My husband and I are fortunate enough to have six or seven sets of couples with whom we frequently pal around with, and one in particular that we consider our closest companions. We ring in every New Year with them. Weekends together have included road trips to Vegas and regular lounging with takeout and a movie.
But one day I came to the realization that something was missing from our friendship. “If you stop and think about it, they really never initiate plans with us,” I told my husband. “You know, you’re right! Why is that?” he wondered.
The situation bothered me, so I looked for some help. Was there a way for such an imbalanced friendship to feel balanced again? Here’s how the experts recommend reconciling a friendship that feels uneven:
If your friends don’t make plans with you, but also blow off your invitations, that is an issue. But if they are happy to hang out whenever you invite them, the friendship may not be flawed. Mark Rogers, Psychologist and CEO of Insights Without Borders explains that some people are planners by nature, while others are less so. “If you are OK with always being the one to invite your friends, then accept this is going to be … the dynamic of the relationship,” he says.
Sometimes friends reach out less, and we’ve all been there. Before launching into feelings of frustration, consider the current situation. “If you know your friend is going through a really tough time, (college finals, medical school, a divorce, new baby, etc.) then cut them some slack,” says Marie Dubuque, author of “Handling the People Who Hate You While Keeping Your Self Esteem in Tact”.

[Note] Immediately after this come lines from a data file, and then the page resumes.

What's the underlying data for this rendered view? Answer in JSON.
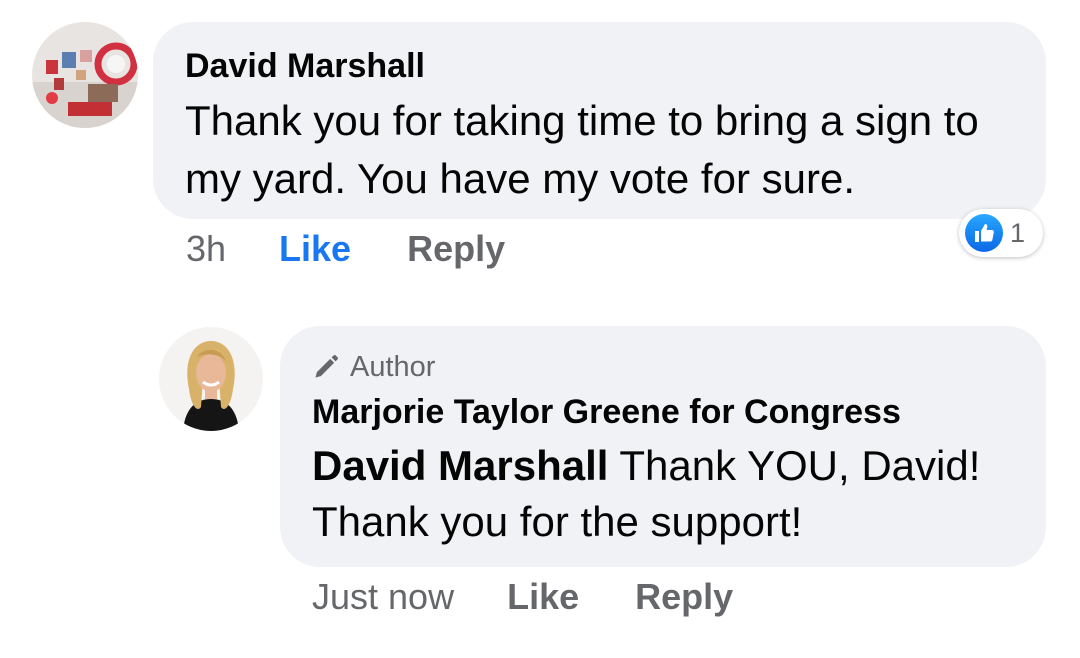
{
  "comment": {
    "author": "David Marshall",
    "text": "Thank you for taking time to bring a sign to my yard. You have my vote for sure.",
    "timestamp": "3h",
    "like_label": "Like",
    "reply_label": "Reply",
    "reaction_count": "1",
    "reaction_icon": "thumbs-up-icon",
    "like_color": "#1877f2"
  },
  "reply": {
    "badge": "Author",
    "badge_icon": "pencil-icon",
    "author": "Marjorie Taylor Greene for Congress",
    "mention": "David Marshall",
    "text_line1": " Thank YOU, David!",
    "text_line2": "Thank you for the support!",
    "timestamp": "Just now",
    "like_label": "Like",
    "reply_label": "Reply"
  },
  "colors": {
    "bubble": "#f0f2f5",
    "secondary_text": "#65676b",
    "primary_text": "#050505"
  }
}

According to Heather Kohos, founder of The Shift LA, clear communication is crucial to all successful relationships, including friendship. “Generally speaking, someone not initiating plans means we’ve never asked them to, they aren’t capable of taking the lead, or they are worried about not meeting our expectations,” she explains. “Look at your needs and values with this relationship and realize you might not be communicating [those values] correctly with this friend.”
Rogers adds that speaking with your friend directly will only strengthen your bond. “Create an agreement to discuss this issue or issues with them. Doing so will help establish greater intimacy and friendship with them, and your relationship with one another,” he notes.
If you are having any doubts about the friendship, one way to seek clarity is to take a break from making plans and see what happens. “If your friend constantly relies on you … to make plans and you are utterly sick of it, stop calling,” says Dubuque. Sometimes just taking a break can ease the frustration and help you see the situation more clearly before one of you reaches out.
It’s important to feel that the investment you make in a friendship feels equal. If the scale of balance tips more in one direction and you begin to notice a lack of effort from the other side, then it’s time to access your options. Consider the other person’s situation and evaluate what could be affecting their lack of effort in your friendship. Decide whether or not you are comfortable with your existing dynamic. And if you’re not, don’t be afraid to confront your friend. A relationship can only become stronger from open and honest communication.